Now a world-class resort, John Gardiner's Tennis Ranch on Camelback Mountain courted the rich and famous during the sport's 1970s boom.
Most of us know the phrase "if walls could talk," but if the ceiling of the recently renovated Jade Bar at Sanctuary Resort and Spa in Paradise Valley could talk, the walls would listen along with the rest of us. That's because the wooden slats overhead came from the courts of the John Gardiner Tennis Ranch, which stood on the site of what is now Sanctuary until 2000.
Wrestler Lou Thesz's AZ connection.
Back when professional wrestling was considered more sport than theatrics, the man to beat was six-time world champion Lou Thesz. A strong, lightning-quick athlete who learned wrestling from his Hungarian father, Thesz made his professional debut as a teenager in St. Louis in 1932. Five years later, he became world champion and was famous for "hooking," or stretching his opponent with painful holds. Sensing the sport's evolution, he tweaked his grappling style for television but kept his dignity. "My gimmick is wrestling," Thesz wrote in his autobiography, Hooker.
Tony DeMarco's fame as a former world boxing champ made his lounge on Camelback Road a thriving hangout in the 1970s.
Messing with the bartender is seldom a good idea, but it's especially inadvisable when the guy mixing cocktails was an illustrious prizefighter with a legendary left hook. Not that renowned welterweight Tony DeMarco ever used it at the Living Room Lounge, his now-defunct Phoenix piano bar. Known for his friendliness and charm, DeMarco spent 15 years ensuring his nightclub lived up to its motto, "Where Good People Meet."
Some of the most famous names in racing have taken the checkered flag at Phoenix International Raceway. Here’s a handful.
1966: Mario Andretti wins his second IndyCar championship
1970: Steve McQueen wins the Arizona Region SCCA race
1990: Dale Earnhardt wins the Checker 500 NASCAR Winston Cup Series race
1997: Tony Stewart wins his first Copper World Classic
2007: Jeff Gordon wins the SUBWAY Fresh Fit 500
2009: Jimmie Johnson wins the Checker Auto Parts 500
Turning the corner on 50, Phoenix International Raceway looks back on its long lap from nowhere to NASCAR.
These days, Mike McComb only sees Phoenix International Raceway on TV – every March and November, when NASCAR rolls into Avondale and splashes the picturesque foothills of the Estrella Mountains across the screens of every sports bar in America. “It’s crazy now,” he says. “I see them do the fly-over shots on TV, and I can’t believe how big it’s grown. I don’t know if I could handle the crowds.”
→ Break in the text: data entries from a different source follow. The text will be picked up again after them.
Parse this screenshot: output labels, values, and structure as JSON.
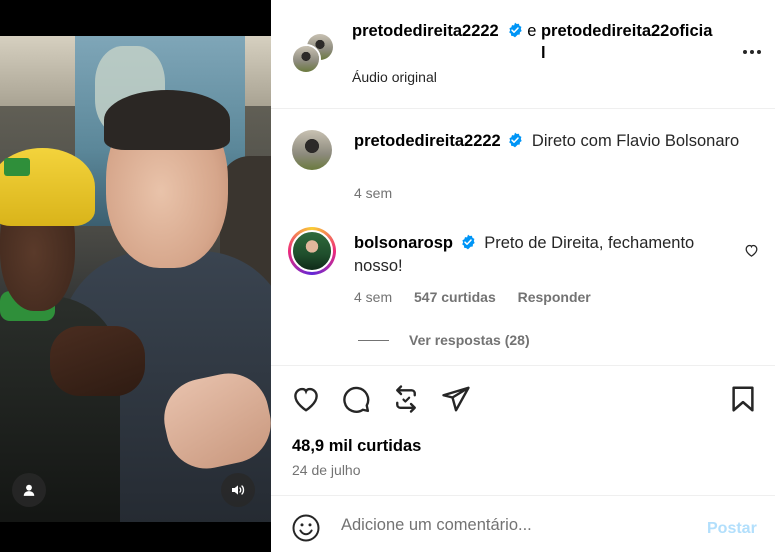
{
  "header": {
    "user1": "pretodedireita2222",
    "conjunction": "e",
    "user2": "pretodedireita22oficial",
    "audio": "Áudio original",
    "more_icon": "more-horizontal-icon"
  },
  "caption": {
    "username": "pretodedireita2222",
    "text": "Direto com Flavio Bolsonaro",
    "time": "4 sem"
  },
  "comment": {
    "username": "bolsonarosp",
    "text": "Preto de Direita, fechamento nosso!",
    "time": "4 sem",
    "likes": "547 curtidas",
    "reply": "Responder",
    "view_replies": "Ver respostas (28)"
  },
  "post": {
    "likes": "48,9 mil curtidas",
    "date": "24 de julho"
  },
  "add_comment": {
    "placeholder": "Adicione um comentário...",
    "post_label": "Postar"
  },
  "colors": {
    "verified": "#0095f6",
    "post_disabled": "#b2dffc",
    "secondary_text": "#737373"
  }
}
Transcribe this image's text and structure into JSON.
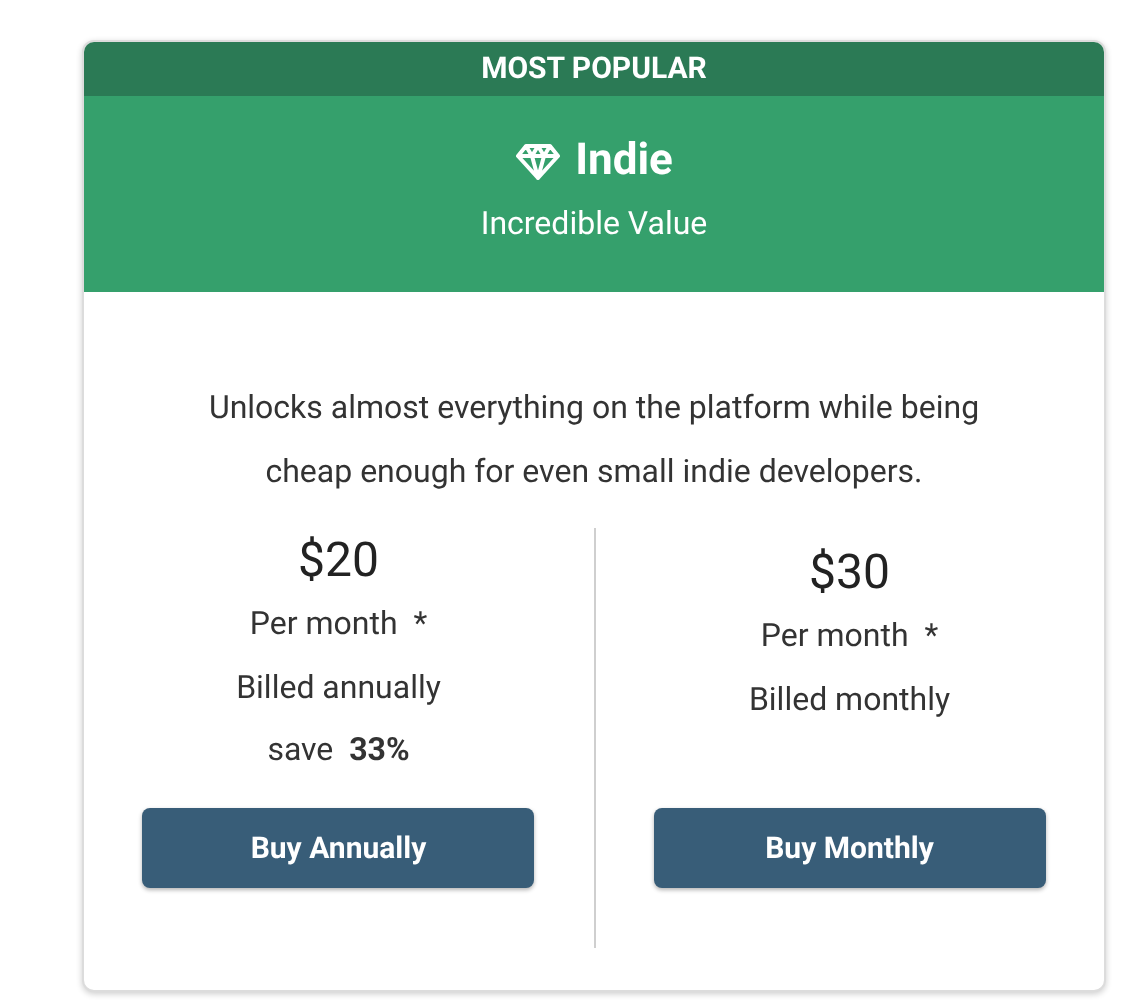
{
  "banner": "MOST POPULAR",
  "plan": {
    "name": "Indie",
    "tagline": "Incredible Value"
  },
  "description": "Unlocks almost everything on the platform while being cheap enough for even small indie developers.",
  "options": [
    {
      "price": "$20",
      "period": "Per month  *",
      "billing": "Billed annually",
      "saving": "save  **33%**",
      "button": "Buy Annually"
    },
    {
      "price": "$30",
      "period": "Per month  *",
      "billing": "Billed monthly",
      "button": "Buy Monthly"
    }
  ]
}
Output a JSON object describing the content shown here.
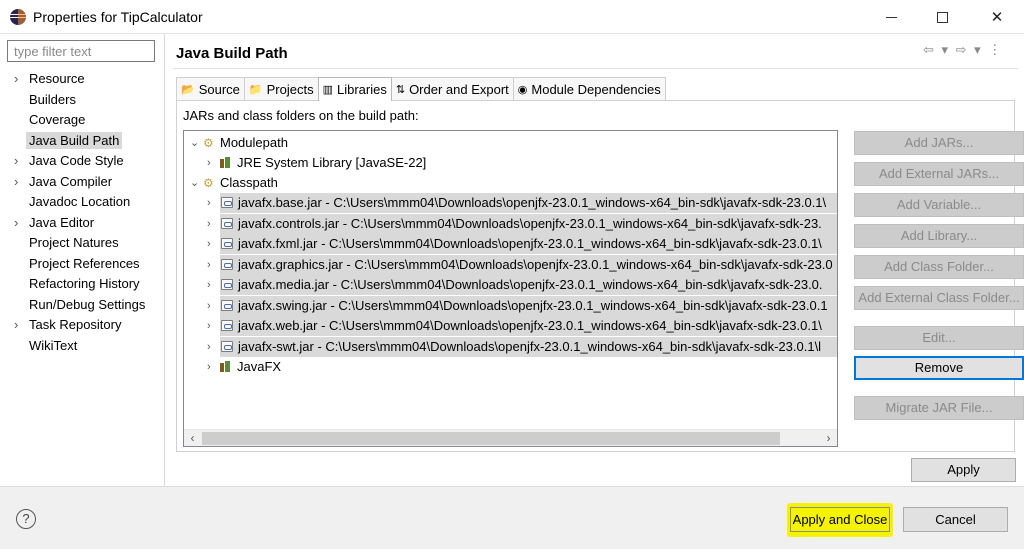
{
  "window": {
    "title": "Properties for TipCalculator",
    "minimize_label": "",
    "maximize_label": "",
    "close_label": "✕"
  },
  "sidebar": {
    "filter_placeholder": "type filter text",
    "items": [
      {
        "label": "Resource",
        "expandable": true
      },
      {
        "label": "Builders",
        "expandable": false
      },
      {
        "label": "Coverage",
        "expandable": false
      },
      {
        "label": "Java Build Path",
        "expandable": false,
        "selected": true
      },
      {
        "label": "Java Code Style",
        "expandable": true
      },
      {
        "label": "Java Compiler",
        "expandable": true
      },
      {
        "label": "Javadoc Location",
        "expandable": false
      },
      {
        "label": "Java Editor",
        "expandable": true
      },
      {
        "label": "Project Natures",
        "expandable": false
      },
      {
        "label": "Project References",
        "expandable": false
      },
      {
        "label": "Refactoring History",
        "expandable": false
      },
      {
        "label": "Run/Debug Settings",
        "expandable": false
      },
      {
        "label": "Task Repository",
        "expandable": true
      },
      {
        "label": "WikiText",
        "expandable": false
      }
    ]
  },
  "main": {
    "title": "Java Build Path",
    "history_nav": "⇦ ▾ ⇨ ▾ ⋮",
    "tabs": [
      {
        "label": "Source",
        "icon": "source-folder-icon",
        "glyph": "📂"
      },
      {
        "label": "Projects",
        "icon": "projects-icon",
        "glyph": "📁"
      },
      {
        "label": "Libraries",
        "icon": "libraries-icon",
        "glyph": "▥",
        "active": true
      },
      {
        "label": "Order and Export",
        "icon": "order-export-icon",
        "glyph": "⇅"
      },
      {
        "label": "Module Dependencies",
        "icon": "module-dependencies-icon",
        "glyph": "◉"
      }
    ],
    "panel_label": "JARs and class folders on the build path:",
    "tree": {
      "modulepath": {
        "label": "Modulepath",
        "toggle": "⌄"
      },
      "jre": {
        "label": "JRE System Library [JavaSE-22]",
        "toggle": "›"
      },
      "classpath": {
        "label": "Classpath",
        "toggle": "⌄"
      },
      "jars": [
        {
          "label": "javafx.base.jar - C:\\Users\\mmm04\\Downloads\\openjfx-23.0.1_windows-x64_bin-sdk\\javafx-sdk-23.0.1\\"
        },
        {
          "label": "javafx.controls.jar - C:\\Users\\mmm04\\Downloads\\openjfx-23.0.1_windows-x64_bin-sdk\\javafx-sdk-23."
        },
        {
          "label": "javafx.fxml.jar - C:\\Users\\mmm04\\Downloads\\openjfx-23.0.1_windows-x64_bin-sdk\\javafx-sdk-23.0.1\\"
        },
        {
          "label": "javafx.graphics.jar - C:\\Users\\mmm04\\Downloads\\openjfx-23.0.1_windows-x64_bin-sdk\\javafx-sdk-23.0"
        },
        {
          "label": "javafx.media.jar - C:\\Users\\mmm04\\Downloads\\openjfx-23.0.1_windows-x64_bin-sdk\\javafx-sdk-23.0."
        },
        {
          "label": "javafx.swing.jar - C:\\Users\\mmm04\\Downloads\\openjfx-23.0.1_windows-x64_bin-sdk\\javafx-sdk-23.0.1"
        },
        {
          "label": "javafx.web.jar - C:\\Users\\mmm04\\Downloads\\openjfx-23.0.1_windows-x64_bin-sdk\\javafx-sdk-23.0.1\\"
        },
        {
          "label": "javafx-swt.jar - C:\\Users\\mmm04\\Downloads\\openjfx-23.0.1_windows-x64_bin-sdk\\javafx-sdk-23.0.1\\l"
        }
      ],
      "javafx": {
        "label": "JavaFX",
        "toggle": "›"
      },
      "scroll_left": "‹",
      "scroll_right": "›"
    },
    "buttons": {
      "add_jars": "Add JARs...",
      "add_external_jars": "Add External JARs...",
      "add_variable": "Add Variable...",
      "add_library": "Add Library...",
      "add_class_folder": "Add Class Folder...",
      "add_external_class_folder": "Add External Class Folder...",
      "edit": "Edit...",
      "remove": "Remove",
      "migrate_jar": "Migrate JAR File...",
      "apply": "Apply"
    }
  },
  "footer": {
    "help_label": "?",
    "apply_and_close": "Apply and Close",
    "cancel": "Cancel",
    "highlight_color": "#f5f300"
  }
}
But back in the ‘80s, when it was surrounded by more tumbleweeds than tailgaters, McComb lived at Phoenix International Raceway. Literally. “I lived in a trailer in the parking lot outside of turn one,” says the Tempe firefighter, who worked as the track’s maintenance man and facilities coordinator from 1982 to 1994. “I swept the track and made sure everything was good for the drivers. Then when they built the suites near turn one, they gave me an apartment in that building, and I lived there for about eight years. It was real nice!”
Prohibition created classy Phoenix speakeasies like the Arizona Biltmore’s Mystery Room – and also rough and tumble gin joints like the Joyland and Palms dance halls near 35th and Van Buren streets, then outside city limits. These notorious “pleasure resorts” were raided by undercover federal agents for “dispensing liquor to young women and getting them debauched,” according to a 1927 Arizona Republican article. Despite such raids, speakeasies continued to proliferate.
The Arizona Biltmore’s Mystery Room recreates the Prohibition-era speakeasy where Jazz Age resort guests once secretly raised their glasses.
O n the heels of the Gatsby craze, the glamour and booze-fueled exuberance of the Roaring ‘20s are back in full swing at the Arizona Biltmore, where the resort’s long-derelict speakeasy reopened this past summer after an 80-year hiatus. Whispering the secret phrase opens the door to a hidden space located in the resort’s main building, where Prohibition-era guests surreptitiously swilled liquor from a bar masquerading as a bookcase.